Another great recommendation from a person I met in a hostel in Poland. It's an unbelievable story about a British drug dealer's nearly five years inside La Paz's San Pedro Prison n. It provides a unique window on a bizarre and corrupt world where some inmates keep pets and rich criminals can sustain a lavish lifestyle. The charismatic McFadden soon learns how to survive, and even thrive, in an atmosphere where crooked prison officials turn up at his private cell to snort lines of coke. By chance, he stumbles on an additional source of income when he begins giving tours of the prison to foreign tourists.
The Cellist of Sarajevo by Steven Galloway (Sarajevo)
A weapon does not decide whether or not to kill. A weapon is a manifestation of a decision that has already been made.”
“This is how....life happens. One small thing at a time. A series of inconsequential junctions, any or none of which can lead to salvation or disaster. There are no grand moments where a person does or does not perform the act that defines their humanity. There are only moments that appear, briefly, to be this way.”
“It's a rare gift to understand that your life is wondrous, and that it won't last forever.”
It was a quick easy read, but also a really beautifully written book that provided a human insight to the toll the violence took on the citizens of Sarajevo during the siege. It was based on the story of Vedran Smailovic, the cellist who, in 1992, played in a bombed-out Sarajevo square for 22 days in memory of the 22 people who were killed by a mortar attack, this is a novel about four people trying to maintain a semblance of their humanity in the besieged city.

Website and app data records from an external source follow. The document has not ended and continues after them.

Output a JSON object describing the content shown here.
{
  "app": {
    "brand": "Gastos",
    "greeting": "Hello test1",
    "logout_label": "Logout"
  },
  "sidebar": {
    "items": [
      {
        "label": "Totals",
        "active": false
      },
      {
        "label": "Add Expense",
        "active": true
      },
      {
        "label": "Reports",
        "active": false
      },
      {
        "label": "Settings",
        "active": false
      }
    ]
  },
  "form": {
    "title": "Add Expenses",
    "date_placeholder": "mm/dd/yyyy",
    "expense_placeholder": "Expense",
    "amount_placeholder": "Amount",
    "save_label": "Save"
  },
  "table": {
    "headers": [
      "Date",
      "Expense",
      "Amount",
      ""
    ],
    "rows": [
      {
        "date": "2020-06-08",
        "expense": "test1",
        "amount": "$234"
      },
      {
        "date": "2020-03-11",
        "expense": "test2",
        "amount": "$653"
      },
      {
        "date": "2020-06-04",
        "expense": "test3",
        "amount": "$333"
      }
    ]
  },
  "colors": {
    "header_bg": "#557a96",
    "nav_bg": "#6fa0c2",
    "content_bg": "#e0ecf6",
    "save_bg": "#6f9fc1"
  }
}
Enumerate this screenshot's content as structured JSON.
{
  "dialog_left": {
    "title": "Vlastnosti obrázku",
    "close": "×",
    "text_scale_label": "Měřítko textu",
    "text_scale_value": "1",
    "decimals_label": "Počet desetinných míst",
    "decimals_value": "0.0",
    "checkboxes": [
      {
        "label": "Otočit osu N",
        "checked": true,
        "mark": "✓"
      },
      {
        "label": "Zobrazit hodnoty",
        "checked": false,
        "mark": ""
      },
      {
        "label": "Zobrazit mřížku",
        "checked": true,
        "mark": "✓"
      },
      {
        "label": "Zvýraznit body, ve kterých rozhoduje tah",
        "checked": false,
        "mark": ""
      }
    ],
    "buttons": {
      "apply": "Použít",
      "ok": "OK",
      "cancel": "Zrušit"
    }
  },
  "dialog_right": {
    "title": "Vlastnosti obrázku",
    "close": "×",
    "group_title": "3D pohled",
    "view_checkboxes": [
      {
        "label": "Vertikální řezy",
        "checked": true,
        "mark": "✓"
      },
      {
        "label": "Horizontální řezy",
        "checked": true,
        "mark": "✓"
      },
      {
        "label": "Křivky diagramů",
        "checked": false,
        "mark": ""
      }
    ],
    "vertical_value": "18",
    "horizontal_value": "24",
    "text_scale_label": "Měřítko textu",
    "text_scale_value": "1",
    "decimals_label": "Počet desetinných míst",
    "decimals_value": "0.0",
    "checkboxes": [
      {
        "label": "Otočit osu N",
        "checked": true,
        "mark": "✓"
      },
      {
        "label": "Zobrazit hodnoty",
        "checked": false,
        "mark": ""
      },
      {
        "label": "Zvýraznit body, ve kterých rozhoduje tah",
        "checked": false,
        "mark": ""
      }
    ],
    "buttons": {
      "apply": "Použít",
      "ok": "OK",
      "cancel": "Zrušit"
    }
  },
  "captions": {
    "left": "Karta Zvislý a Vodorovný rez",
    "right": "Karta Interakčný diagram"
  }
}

A Visit from the Goon Squad by Jennifer Egan
I'm always happy," Sasha said. "Sometimes I just forget.”
I read this book when I was missing home.. and it didn't make things easier, especially since it takes place back in my old hood, but it made me appreciate the serendipitous events that only happen in NYC when you're young.
How to Understand Israel in Under 60 Days or Less by Sarah Glidden (Israel)
It's a graphic novel, which I thought was an interesting way to frame the narrative. It was a quick read and about a Jewish American's experience on birthright right and her struggle to understand the conflict. It wasn't overly dramatic and i think it's something i can relate to.
The Lemon Tree by Sandy Tolan (Israel)
I had listened to the Fresh Air segment, so I was excited to read this book. It provides both the historical background and a personal narrative on the ongoing conflict between Israelis and Palestinians. It's about a friendship between a Palestinan man and an Israeli woman who lived in the same house... the man before 1948, the woman after. It's a beautiful book that addresses the complexity of the situation and highlights the emotions of the people living thru it day in and day out.